The Five Stages of Transition
The Five Stages of Transition were first articulated by Transition movement founder Rob Hopkins in his 2011 book, The Transition Companion: Making Your Community More Resilient in Uncertain Times. Together, they offer a theory of change for our movement as a whole, as well as a pathway for Transition groups to start from scratch and gradually expand their positive impacts over time. Examples from Transition Sarasota (Florida) are used below to illustrate how a single group might work its way through all five stages.
1. Starting Out
In this first stage of the Transition process, an all-volunteer “initiating group” typically comes together to raise awareness about both the challenges we are facing and the many solutions that are already available. Through talks, tours, training, workshops, film screenings, discussion courses, and tabling at other local events, Transition groups begin to build a robust base of like-minded supporters that can help nurture their initiatives through their early stages.
A world cafe discussion following a screening of the “The Economics of Happiness,” part of Transition Sarasota’s “Films for a Future” documentary series.
Having already experienced some degree of success and acceptance by the wider community, Transition groups now focus their energy on proving that they can achieve practical results and ensuring their own viability over the long-run. Initiatives often do this by incorporating as a formal nonprofit organization, raising funds to hire staff, fine-tuning their communications, and concentrating on one or two projects (such as an urban farm or a home energy retrofitting scheme) that can concretely demonstrate the benefits of the Transition approach.
A small fraction of the nearly 300,000 pounds of local, organic produce harvested to date for community members in need by Transition Sarasota’s Suncoast Gleaning Project.
Transition is uniquely positioned to bring together people from all walks of life and sectors of society into a unified movement that has the power to shape the future. Having shown that they are here to stay and are capable of catalyzing meaningful change, Transition groups can now reach beyond the choir to other nonprofits, businesses, governments, and foundations to form coalitions committed revitalizing their local food systems, strengthening their local economies, reducing their dependence on fossil fuels, and more.
Organizers of Transition Sarasota’s first annual “Eat Local Week” receive a proclamation from their county commissioners.
This is where things start to get really juicy! With a large percentage of the local population educated and engaged, a diverse array of partners supporting their efforts, and the financial resources needed, Transition Initiatives can now start putting in place key pieces of infrastructure needed for a post-carbon society. Whether they are food hubs, alternative currencies, renewable energy co-ops, or Community Resilience Plans, successful roll-outs of programs like these are now within reach.

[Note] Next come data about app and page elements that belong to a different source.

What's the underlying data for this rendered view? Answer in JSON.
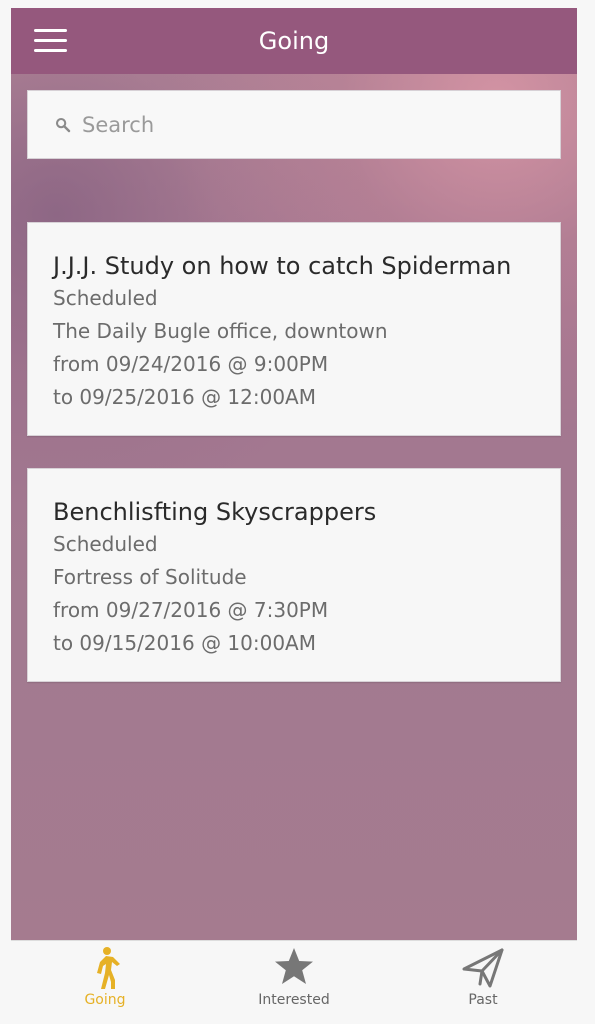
{
  "header": {
    "title": "Going"
  },
  "search": {
    "placeholder": "Search",
    "value": ""
  },
  "events": [
    {
      "title": "J.J.J. Study on how to catch Spiderman",
      "status": "Scheduled",
      "location": "The Daily Bugle office, downtown",
      "from": "from 09/24/2016 @ 9:00PM",
      "to": "to 09/25/2016 @ 12:00AM"
    },
    {
      "title": "Benchlisfting Skyscrappers",
      "status": "Scheduled",
      "location": "Fortress of Solitude",
      "from": "from 09/27/2016 @ 7:30PM",
      "to": "to 09/15/2016 @ 10:00AM"
    }
  ],
  "tabs": [
    {
      "label": "Going",
      "icon": "walking-person-icon",
      "active": true
    },
    {
      "label": "Interested",
      "icon": "star-icon",
      "active": false
    },
    {
      "label": "Past",
      "icon": "paper-plane-icon",
      "active": false
    }
  ],
  "colors": {
    "header": "#95587d",
    "background": "#a6788f",
    "card": "#f7f7f7",
    "active_tab": "#e6b126",
    "inactive_tab": "#666666"
  }
}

Transition Sarasota held this Local Food Entrepreneur Showcase in 2015 as part of efforts to drive local investment into a wide variety of local, sustainable food and farming enterprises.
5. Daring to Dream
When enough Transition Initiatives throughout this country are thriving at the Building stage, new possibilities for our Transition Movement begin to open up. These include shifting policies at all levels of government and moving Transition to the center of cultural life. This is how we finally create the kind of widespread and profound change we have been longing for, and it all starts with one person standing up and saying: “We’ve got to do this now! Who’s with me?”
Just a few of the hundreds of Transitioners who participated in the first Transition US National Gathering in 2017. Photo by Les Squires.
“A journey from one place to another can take a number of different routes, but will usually pass through a series of distinctly different landscapes. You don’t necessarily notice when you leave one and enter another, but there are moments when you realise you are in a very different place. The Transition journey is similar. You find that you move from raising awareness, showing films and trying to interest people to noticing you seem to have created an organisation that has different needs from those it had originally, and then later to starting to think about what new businesses and infrastructure your community needs. Each stage is like finding yourself in a distinct landscape.”